▸ **Exercise instructions**: Before you finish, make sure each line of the records has been retyped exactly.

Extracted records:
━━━
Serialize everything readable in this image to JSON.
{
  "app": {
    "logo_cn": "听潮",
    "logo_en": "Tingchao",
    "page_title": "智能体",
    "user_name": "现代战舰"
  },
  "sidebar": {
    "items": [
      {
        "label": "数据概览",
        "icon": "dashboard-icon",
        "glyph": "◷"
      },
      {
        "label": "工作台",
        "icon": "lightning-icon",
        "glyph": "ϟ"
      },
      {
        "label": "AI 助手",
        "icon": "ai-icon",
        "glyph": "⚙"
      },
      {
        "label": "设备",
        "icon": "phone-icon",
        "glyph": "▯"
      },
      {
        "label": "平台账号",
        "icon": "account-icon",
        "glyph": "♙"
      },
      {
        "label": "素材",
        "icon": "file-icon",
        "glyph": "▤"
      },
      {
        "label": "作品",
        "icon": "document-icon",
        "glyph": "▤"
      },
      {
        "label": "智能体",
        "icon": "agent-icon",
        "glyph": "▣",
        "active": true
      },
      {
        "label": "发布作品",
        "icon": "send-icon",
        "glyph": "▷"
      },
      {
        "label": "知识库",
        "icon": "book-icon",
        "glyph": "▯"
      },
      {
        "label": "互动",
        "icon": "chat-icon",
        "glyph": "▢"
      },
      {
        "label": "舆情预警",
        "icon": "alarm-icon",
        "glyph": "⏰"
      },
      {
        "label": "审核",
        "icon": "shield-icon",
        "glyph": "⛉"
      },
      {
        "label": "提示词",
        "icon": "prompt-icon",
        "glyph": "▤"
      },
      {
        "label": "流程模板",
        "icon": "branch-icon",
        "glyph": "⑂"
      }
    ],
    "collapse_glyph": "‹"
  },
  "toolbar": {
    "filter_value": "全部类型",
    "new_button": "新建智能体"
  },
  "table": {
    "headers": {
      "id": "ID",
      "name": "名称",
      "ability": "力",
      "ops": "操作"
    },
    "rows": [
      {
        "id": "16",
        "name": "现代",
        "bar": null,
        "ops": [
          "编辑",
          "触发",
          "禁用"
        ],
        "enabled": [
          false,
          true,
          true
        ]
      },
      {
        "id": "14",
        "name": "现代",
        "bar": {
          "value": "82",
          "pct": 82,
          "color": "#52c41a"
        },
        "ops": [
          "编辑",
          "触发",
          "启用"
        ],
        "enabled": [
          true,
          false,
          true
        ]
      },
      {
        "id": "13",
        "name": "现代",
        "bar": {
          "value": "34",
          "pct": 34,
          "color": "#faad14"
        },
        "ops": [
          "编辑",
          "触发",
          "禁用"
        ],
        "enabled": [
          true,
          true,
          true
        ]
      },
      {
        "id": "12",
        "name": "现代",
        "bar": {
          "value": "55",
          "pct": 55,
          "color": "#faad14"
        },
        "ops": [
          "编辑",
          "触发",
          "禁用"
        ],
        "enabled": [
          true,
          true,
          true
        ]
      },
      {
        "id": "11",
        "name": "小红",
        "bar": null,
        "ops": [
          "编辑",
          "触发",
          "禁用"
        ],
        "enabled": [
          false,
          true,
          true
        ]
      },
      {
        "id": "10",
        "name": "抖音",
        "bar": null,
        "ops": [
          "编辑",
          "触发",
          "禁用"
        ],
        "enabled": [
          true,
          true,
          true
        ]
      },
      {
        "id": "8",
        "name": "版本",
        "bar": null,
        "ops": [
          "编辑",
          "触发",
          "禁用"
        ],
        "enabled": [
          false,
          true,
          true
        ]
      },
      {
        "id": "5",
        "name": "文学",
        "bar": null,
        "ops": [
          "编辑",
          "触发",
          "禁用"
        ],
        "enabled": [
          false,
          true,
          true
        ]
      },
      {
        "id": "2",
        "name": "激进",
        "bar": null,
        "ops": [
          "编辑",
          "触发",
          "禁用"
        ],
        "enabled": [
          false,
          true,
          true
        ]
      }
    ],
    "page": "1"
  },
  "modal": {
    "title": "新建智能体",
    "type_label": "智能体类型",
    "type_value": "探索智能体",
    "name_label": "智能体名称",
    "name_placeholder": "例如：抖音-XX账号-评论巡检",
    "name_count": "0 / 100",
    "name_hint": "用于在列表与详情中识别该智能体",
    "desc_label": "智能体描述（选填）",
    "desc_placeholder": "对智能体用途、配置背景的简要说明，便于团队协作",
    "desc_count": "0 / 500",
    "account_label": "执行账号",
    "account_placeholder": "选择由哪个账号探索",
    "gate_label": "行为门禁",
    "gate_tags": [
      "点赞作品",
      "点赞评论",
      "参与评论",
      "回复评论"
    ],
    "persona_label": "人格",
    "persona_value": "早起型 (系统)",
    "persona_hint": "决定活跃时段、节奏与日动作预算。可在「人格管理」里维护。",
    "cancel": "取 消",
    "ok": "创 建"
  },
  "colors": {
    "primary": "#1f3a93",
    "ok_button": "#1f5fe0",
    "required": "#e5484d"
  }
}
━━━
▸ **Written answer**:
Serialize everything readable in this image to JSON.
{
  "app": {
    "logo_cn": "听潮",
    "logo_en": "Tingchao",
    "page_title": "智能体",
    "user_name": "现代战舰"
  },
  "sidebar": {
    "items": [
      {
        "label": "数据概览",
        "icon": "dashboard-icon",
        "glyph": "◷"
      },
      {
        "label": "工作台",
        "icon": "lightning-icon",
        "glyph": "ϟ"
      },
      {
        "label": "AI 助手",
        "icon": "ai-icon",
        "glyph": "⚙"
      },
      {
        "label": "设备",
        "icon": "phone-icon",
        "glyph": "▯"
      },
      {
        "label": "平台账号",
        "icon": "account-icon",
        "glyph": "♙"
      },
      {
        "label": "素材",
        "icon": "file-icon",
        "glyph": "▤"
      },
      {
        "label": "作品",
        "icon": "document-icon",
        "glyph": "▤"
      },
      {
        "label": "智能体",
        "icon": "agent-icon",
        "glyph": "▣",
        "active": true
      },
      {
        "label": "发布作品",
        "icon": "send-icon",
        "glyph": "▷"
      },
      {
        "label": "知识库",
        "icon": "book-icon",
        "glyph": "▯"
      },
      {
        "label": "互动",
        "icon": "chat-icon",
        "glyph": "▢"
      },
      {
        "label": "舆情预警",
        "icon": "alarm-icon",
        "glyph": "⏰"
      },
      {
        "label": "审核",
        "icon": "shield-icon",
        "glyph": "⛉"
      },
      {
        "label": "提示词",
        "icon": "prompt-icon",
        "glyph": "▤"
      },
      {
        "label": "流程模板",
        "icon": "branch-icon",
        "glyph": "⑂"
      }
    ],
    "collapse_glyph": "‹"
  },
  "toolbar": {
    "filter_value": "全部类型",
    "new_button": "新建智能体"
  },
  "table": {
    "headers": {
      "id": "ID",
      "name": "名称",
      "ability": "力",
      "ops": "操作"
    },
    "rows": [
      {
        "id": "16",
        "name": "现代",
        "bar": null,
        "ops": [
          "编辑",
          "触发",
          "禁用"
        ],
        "enabled": [
          false,
          true,
          true
        ]
      },
      {
        "id": "14",
        "name": "现代",
        "bar": {
          "value": "82",
          "pct": 82,
          "color": "#52c41a"
        },
        "ops": [
          "编辑",
          "触发",
          "启用"
        ],
        "enabled": [
          true,
          false,
          true
        ]
      },
      {
        "id": "13",
        "name": "现代",
        "bar": {
          "value": "34",
          "pct": 34,
          "color": "#faad14"
        },
        "ops": [
          "编辑",
          "触发",
          "禁用"
        ],
        "enabled": [
          true,
          true,
          true
        ]
      },
      {
        "id": "12",
        "name": "现代",
        "bar": {
          "value": "55",
          "pct": 55,
          "color": "#faad14"
        },
        "ops": [
          "编辑",
          "触发",
          "禁用"
        ],
        "enabled": [
          true,
          true,
          true
        ]
      },
      {
        "id": "11",
        "name": "小红",
        "bar": null,
        "ops": [
          "编辑",
          "触发",
          "禁用"
        ],
        "enabled": [
          false,
          true,
          true
        ]
      },
      {
        "id": "10",
        "name": "抖音",
        "bar": null,
        "ops": [
          "编辑",
          "触发",
          "禁用"
        ],
        "enabled": [
          true,
          true,
          true
        ]
      },
      {
        "id": "8",
        "name": "版本",
        "bar": null,
        "ops": [
          "编辑",
          "触发",
          "禁用"
        ],
        "enabled": [
          false,
          true,
          true
        ]
      },
      {
        "id": "5",
        "name": "文学",
        "bar": null,
        "ops": [
          "编辑",
          "触发",
          "禁用"
        ],
        "enabled": [
          false,
          true,
          true
        ]
      },
      {
        "id": "2",
        "name": "激进",
        "bar": null,
        "ops": [
          "编辑",
          "触发",
          "禁用"
        ],
        "enabled": [
          false,
          true,
          true
        ]
      }
    ],
    "page": "1"
  },
  "modal": {
    "title": "新建智能体",
    "type_label": "智能体类型",
    "type_value": "探索智能体",
    "name_label": "智能体名称",
    "name_placeholder": "例如：抖音-XX账号-评论巡检",
    "name_count": "0 / 100",
    "name_hint": "用于在列表与详情中识别该智能体",
    "desc_label": "智能体描述（选填）",
    "desc_placeholder": "对智能体用途、配置背景的简要说明，便于团队协作",
    "desc_count": "0 / 500",
    "account_label": "执行账号",
    "account_placeholder": "选择由哪个账号探索",
    "gate_label": "行为门禁",
    "gate_tags": [
      "点赞作品",
      "点赞评论",
      "参与评论",
      "回复评论"
    ],
    "persona_label": "人格",
    "persona_value": "早起型 (系统)",
    "persona_hint": "决定活跃时段、节奏与日动作预算。可在「人格管理」里维护。",
    "cancel": "取 消",
    "ok": "创 建"
  },
  "colors": {
    "primary": "#1f3a93",
    "ok_button": "#1f5fe0",
    "required": "#e5484d"
  }
}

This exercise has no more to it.